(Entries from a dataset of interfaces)
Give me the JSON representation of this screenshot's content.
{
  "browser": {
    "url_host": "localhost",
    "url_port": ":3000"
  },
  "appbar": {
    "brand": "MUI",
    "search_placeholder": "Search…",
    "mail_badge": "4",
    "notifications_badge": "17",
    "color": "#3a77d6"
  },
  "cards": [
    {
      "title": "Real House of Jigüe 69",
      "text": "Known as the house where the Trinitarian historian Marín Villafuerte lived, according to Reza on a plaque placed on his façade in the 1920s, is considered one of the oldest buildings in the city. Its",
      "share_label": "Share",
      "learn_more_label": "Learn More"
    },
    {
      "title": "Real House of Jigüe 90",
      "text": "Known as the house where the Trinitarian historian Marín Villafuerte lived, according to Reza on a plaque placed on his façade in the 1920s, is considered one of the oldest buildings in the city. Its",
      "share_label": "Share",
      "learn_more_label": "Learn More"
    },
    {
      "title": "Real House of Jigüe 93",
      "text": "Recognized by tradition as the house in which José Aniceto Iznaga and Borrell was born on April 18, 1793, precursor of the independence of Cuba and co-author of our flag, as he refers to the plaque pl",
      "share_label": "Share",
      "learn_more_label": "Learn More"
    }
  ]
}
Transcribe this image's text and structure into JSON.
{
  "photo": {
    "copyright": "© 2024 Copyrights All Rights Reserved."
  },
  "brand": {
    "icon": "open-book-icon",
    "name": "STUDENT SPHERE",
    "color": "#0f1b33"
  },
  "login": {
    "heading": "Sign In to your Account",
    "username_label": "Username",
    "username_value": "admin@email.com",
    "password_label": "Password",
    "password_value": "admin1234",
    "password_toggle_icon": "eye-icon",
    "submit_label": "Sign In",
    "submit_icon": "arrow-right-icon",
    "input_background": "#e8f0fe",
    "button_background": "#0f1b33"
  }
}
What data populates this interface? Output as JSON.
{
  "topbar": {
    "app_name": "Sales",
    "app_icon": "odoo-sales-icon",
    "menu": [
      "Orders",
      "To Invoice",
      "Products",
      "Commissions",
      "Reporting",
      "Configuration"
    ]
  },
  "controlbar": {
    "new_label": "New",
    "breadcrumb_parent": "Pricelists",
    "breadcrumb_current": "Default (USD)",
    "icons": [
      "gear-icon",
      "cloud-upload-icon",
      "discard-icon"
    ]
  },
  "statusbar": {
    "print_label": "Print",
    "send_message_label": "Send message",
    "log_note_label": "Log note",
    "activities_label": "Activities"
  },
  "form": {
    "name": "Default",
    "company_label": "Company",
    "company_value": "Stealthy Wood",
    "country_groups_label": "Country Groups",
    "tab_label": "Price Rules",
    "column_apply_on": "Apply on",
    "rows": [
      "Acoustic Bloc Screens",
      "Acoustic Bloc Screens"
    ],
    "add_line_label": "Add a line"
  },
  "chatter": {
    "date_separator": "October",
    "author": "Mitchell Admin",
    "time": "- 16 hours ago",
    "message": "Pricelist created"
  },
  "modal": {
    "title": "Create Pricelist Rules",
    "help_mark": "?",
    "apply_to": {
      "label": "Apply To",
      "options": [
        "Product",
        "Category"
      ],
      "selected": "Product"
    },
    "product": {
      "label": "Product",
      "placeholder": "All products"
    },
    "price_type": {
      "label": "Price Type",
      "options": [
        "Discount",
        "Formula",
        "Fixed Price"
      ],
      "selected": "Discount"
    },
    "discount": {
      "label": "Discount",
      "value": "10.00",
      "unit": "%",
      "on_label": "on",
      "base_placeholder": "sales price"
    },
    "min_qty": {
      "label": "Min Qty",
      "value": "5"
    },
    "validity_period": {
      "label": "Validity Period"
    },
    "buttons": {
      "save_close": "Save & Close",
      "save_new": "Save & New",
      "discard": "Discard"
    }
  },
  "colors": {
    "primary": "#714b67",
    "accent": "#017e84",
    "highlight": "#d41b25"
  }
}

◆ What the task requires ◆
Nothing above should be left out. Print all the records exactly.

◆ Response to the exercise ◆
Give me the JSON representation of this screenshot's content.
{
  "browser": {
    "url_host": "localhost",
    "url_port": ":3000"
  },
  "appbar": {
    "brand": "MUI",
    "search_placeholder": "Search…",
    "mail_badge": "4",
    "notifications_badge": "17",
    "color": "#3a77d6"
  },
  "cards": [
    {
      "title": "Real House of Jigüe 69",
      "text": "Known as the house where the Trinitarian historian Marín Villafuerte lived, according to Reza on a plaque placed on his façade in the 1920s, is considered one of the oldest buildings in the city. Its",
      "share_label": "Share",
      "learn_more_label": "Learn More"
    },
    {
      "title": "Real House of Jigüe 90",
      "text": "Known as the house where the Trinitarian historian Marín Villafuerte lived, according to Reza on a plaque placed on his façade in the 1920s, is considered one of the oldest buildings in the city. Its",
      "share_label": "Share",
      "learn_more_label": "Learn More"
    },
    {
      "title": "Real House of Jigüe 93",
      "text": "Recognized by tradition as the house in which José Aniceto Iznaga and Borrell was born on April 18, 1793, precursor of the independence of Cuba and co-author of our flag, as he refers to the plaque pl",
      "share_label": "Share",
      "learn_more_label": "Learn More"
    }
  ]
}
Transcribe this image's text and structure into JSON.
{
  "photo": {
    "copyright": "© 2024 Copyrights All Rights Reserved."
  },
  "brand": {
    "icon": "open-book-icon",
    "name": "STUDENT SPHERE",
    "color": "#0f1b33"
  },
  "login": {
    "heading": "Sign In to your Account",
    "username_label": "Username",
    "username_value": "admin@email.com",
    "password_label": "Password",
    "password_value": "admin1234",
    "password_toggle_icon": "eye-icon",
    "submit_label": "Sign In",
    "submit_icon": "arrow-right-icon",
    "input_background": "#e8f0fe",
    "button_background": "#0f1b33"
  }
}
What data populates this interface? Output as JSON.
{
  "topbar": {
    "app_name": "Sales",
    "app_icon": "odoo-sales-icon",
    "menu": [
      "Orders",
      "To Invoice",
      "Products",
      "Commissions",
      "Reporting",
      "Configuration"
    ]
  },
  "controlbar": {
    "new_label": "New",
    "breadcrumb_parent": "Pricelists",
    "breadcrumb_current": "Default (USD)",
    "icons": [
      "gear-icon",
      "cloud-upload-icon",
      "discard-icon"
    ]
  },
  "statusbar": {
    "print_label": "Print",
    "send_message_label": "Send message",
    "log_note_label": "Log note",
    "activities_label": "Activities"
  },
  "form": {
    "name": "Default",
    "company_label": "Company",
    "company_value": "Stealthy Wood",
    "country_groups_label": "Country Groups",
    "tab_label": "Price Rules",
    "column_apply_on": "Apply on",
    "rows": [
      "Acoustic Bloc Screens",
      "Acoustic Bloc Screens"
    ],
    "add_line_label": "Add a line"
  },
  "chatter": {
    "date_separator": "October",
    "author": "Mitchell Admin",
    "time": "- 16 hours ago",
    "message": "Pricelist created"
  },
  "modal": {
    "title": "Create Pricelist Rules",
    "help_mark": "?",
    "apply_to": {
      "label": "Apply To",
      "options": [
        "Product",
        "Category"
      ],
      "selected": "Product"
    },
    "product": {
      "label": "Product",
      "placeholder": "All products"
    },
    "price_type": {
      "label": "Price Type",
      "options": [
        "Discount",
        "Formula",
        "Fixed Price"
      ],
      "selected": "Discount"
    },
    "discount": {
      "label": "Discount",
      "value": "10.00",
      "unit": "%",
      "on_label": "on",
      "base_placeholder": "sales price"
    },
    "min_qty": {
      "label": "Min Qty",
      "value": "5"
    },
    "validity_period": {
      "label": "Validity Period"
    },
    "buttons": {
      "save_close": "Save & Close",
      "save_new": "Save & New",
      "discard": "Discard"
    }
  },
  "colors": {
    "primary": "#714b67",
    "accent": "#017e84",
    "highlight": "#d41b25"
  }
}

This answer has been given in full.